Check out art from previous years: 2013 `\pi` Day and 2014 `\pi` Day, 2015 `\pi` Day, 2016 `\pi` Day and 2017 `\pi` Day.

Machine learning: supervised methods (SVM & kNN)

Thu 18-01-2018
Supervised learning algorithms extract general principles from observed examples guided by a specific prediction objective.

We examine two very common supervised machine learning methods: linear support vector machines (SVM) and k-nearest neighbors (kNN).

SVM is often less computationally demanding than kNN and is easier to interpret, but it can identify only a limited set of patterns. On the other hand, kNN can find very complex patterns, but its output is more challenging to interpret.

Martin Krzywinski @MKrzywinski mkweb.bcgsc.ca
Nature Methods Points of Significance column: Machine learning: supervised methods (SVM & kNN). (read)

We illustrate SVM using a data set in which points fall into two categories, which are separated in SVM by a straight line "margin". SVM can be tuned using a parameter that influences the width and location of the margin, permitting points to fall within the margin or on the wrong side of the margin. We then show how kNN relaxes explicit boundary definitions, such as the straight line in SVM, and how kNN too can be tuned to create more robust classification.

Bzdok, D., Krzywinski, M. & Altman, N. (2018) Points of Significance: Machine learning: a primer. Nature Methods 15:5–6.

Background reading

Bzdok, D., Krzywinski, M. & Altman, N. (2017) Points of Significance: Machine learning: a primer. Nature Methods 14:1119–1120.

...more about the Points of Significance column

Human Versus Machine

Tue 16-01-2018
Balancing subjective design with objective optimization.

In a Nature graphics blog article, I present my process behind designing the stark black-and-white Nature 10 cover.

Nature 10, 18 December 2017

Machine learning: a primer

Thu 18-01-2018
Machine learning extracts patterns from data without explicit instructions.

In this primer, we focus on essential ML principles— a modeling strategy to let the data speak for themselves, to the extent possible.

The benefits of ML arise from its use of a large number of tuning parameters or weights, which control the algorithm’s complexity and are estimated from the data using numerical optimization. Often ML algorithms are motivated by heuristics such as models of interacting neurons or natural evolution—even if the underlying mechanism of the biological system being studied is substantially different.
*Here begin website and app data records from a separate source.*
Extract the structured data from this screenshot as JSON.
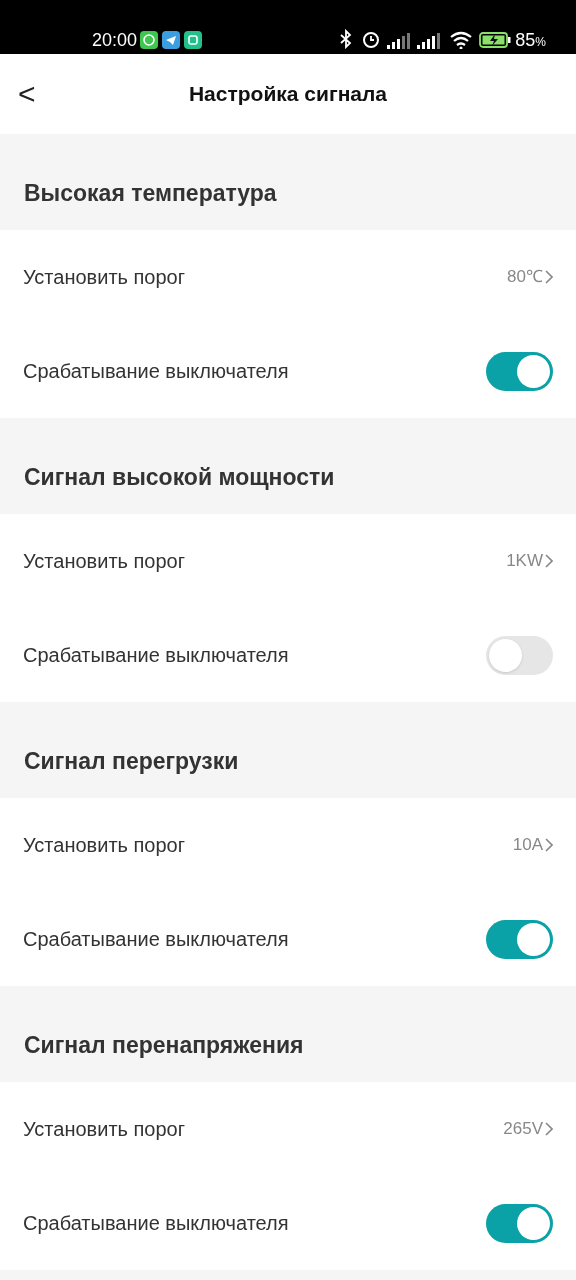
{
  "status_bar": {
    "time": "20:00",
    "battery": "85",
    "battery_unit": "%"
  },
  "header": {
    "back": "<",
    "title": "Настройка сигнала"
  },
  "sections": [
    {
      "title": "Высокая температура",
      "threshold_label": "Установить порог",
      "threshold_value": "80℃",
      "trip_label": "Срабатывание выключателя",
      "trip_on": true
    },
    {
      "title": "Сигнал высокой мощности",
      "threshold_label": "Установить порог",
      "threshold_value": "1KW",
      "trip_label": "Срабатывание выключателя",
      "trip_on": false
    },
    {
      "title": "Сигнал перегрузки",
      "threshold_label": "Установить порог",
      "threshold_value": "10A",
      "trip_label": "Срабатывание выключателя",
      "trip_on": true
    },
    {
      "title": "Сигнал перенапряжения",
      "threshold_label": "Установить порог",
      "threshold_value": "265V",
      "trip_label": "Срабатывание выключателя",
      "trip_on": true
    }
  ]
}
The utility of ML algorithms is typically assessed empirically by how well extracted patterns generalize to new observations.

Martin Krzywinski @MKrzywinski mkweb.bcgsc.ca
Nature Methods Points of Significance column: Machine learning: a primer. (read)
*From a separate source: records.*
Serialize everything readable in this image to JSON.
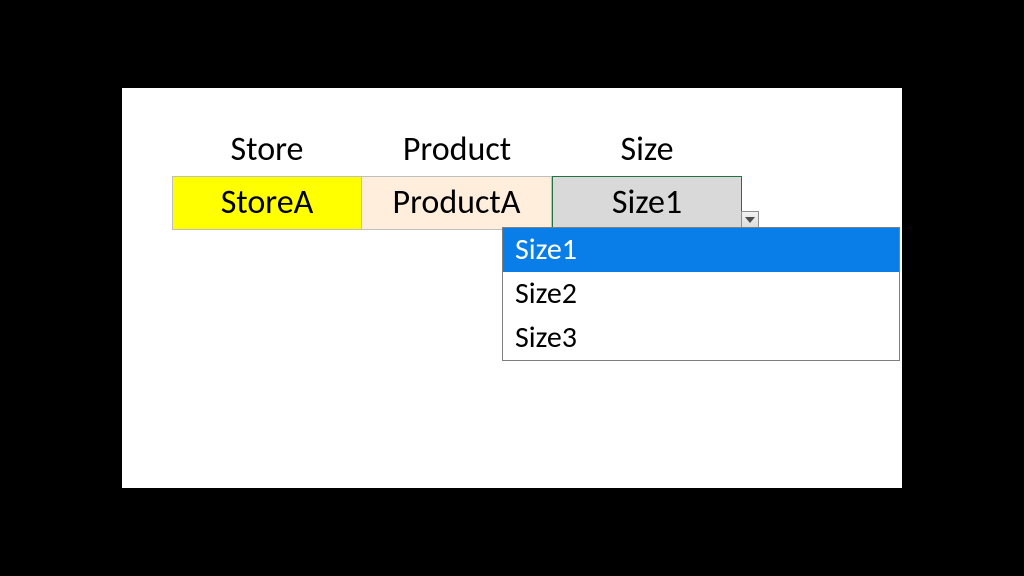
{
  "headers": {
    "store": "Store",
    "product": "Product",
    "size": "Size"
  },
  "cells": {
    "store": "StoreA",
    "product": "ProductA",
    "size": "Size1"
  },
  "dropdown": {
    "options": [
      "Size1",
      "Size2",
      "Size3"
    ],
    "selected_index": 0
  },
  "colors": {
    "store_bg": "#ffff00",
    "product_bg": "#ffeedb",
    "size_bg": "#d9d9d9",
    "selection": "#0a7ee8",
    "active_border": "#217346"
  }
}
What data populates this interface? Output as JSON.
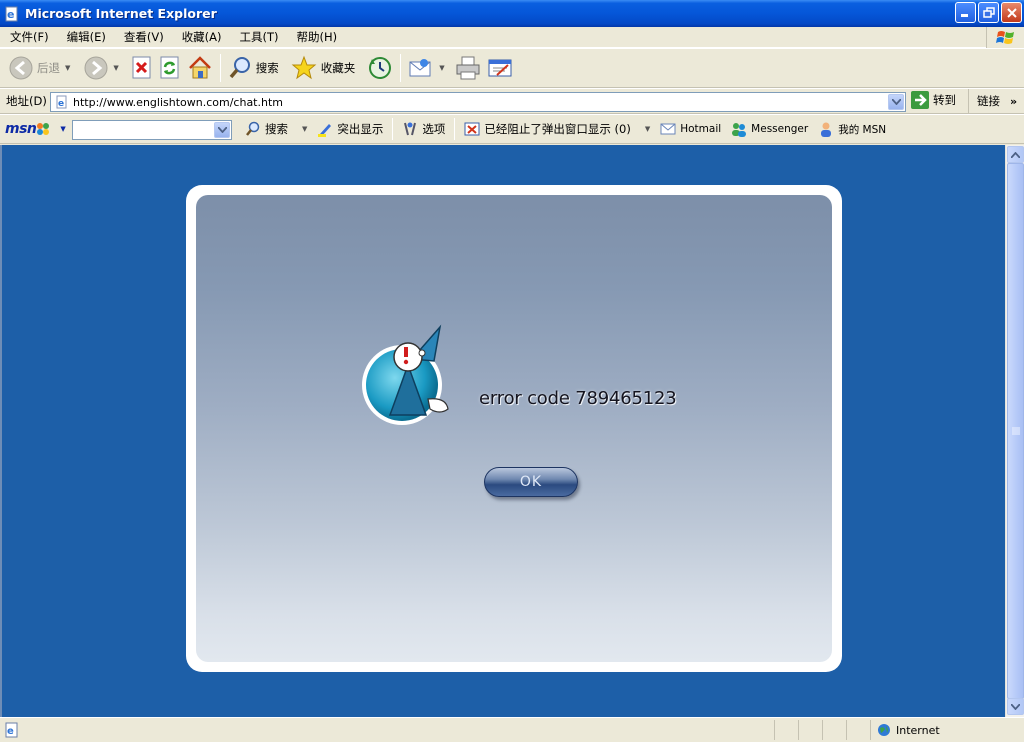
{
  "window": {
    "title": "Microsoft Internet Explorer"
  },
  "menu": [
    "文件(F)",
    "编辑(E)",
    "查看(V)",
    "收藏(A)",
    "工具(T)",
    "帮助(H)"
  ],
  "toolbar": {
    "back_label": "后退",
    "search_label": "搜索",
    "favorites_label": "收藏夹"
  },
  "address": {
    "label": "地址(D)",
    "url": "http://www.englishtown.com/chat.htm",
    "go_label": "转到",
    "links_label": "链接",
    "links_chevron": "»"
  },
  "msn": {
    "logo": "msn",
    "search_label": "搜索",
    "highlight_label": "突出显示",
    "options_label": "选项",
    "popup_blocked_label": "已经阻止了弹出窗口显示 (0)",
    "hotmail_label": "Hotmail",
    "messenger_label": "Messenger",
    "mymsn_label": "我的 MSN"
  },
  "dialog": {
    "error_text": "error code 789465123",
    "ok_label": "OK"
  },
  "status": {
    "zone_label": "Internet"
  },
  "colors": {
    "titlebar": "#0556d8",
    "content_bg": "#1d5fa8",
    "panel": "#8699b3"
  }
}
We present a data scenario in which we fit to a model with 5 predictors using polynomials and show what to expect from ML when noise and sample size vary. We also demonstrate the consequences of excluding an important predictor or including a spurious one.

Bzdok, D., Krzywinski, M. & Altman, N. (2017) Points of Significance: Machine learning: a primer. Nature Methods 14:1119–1120.

...more about the Points of Significance column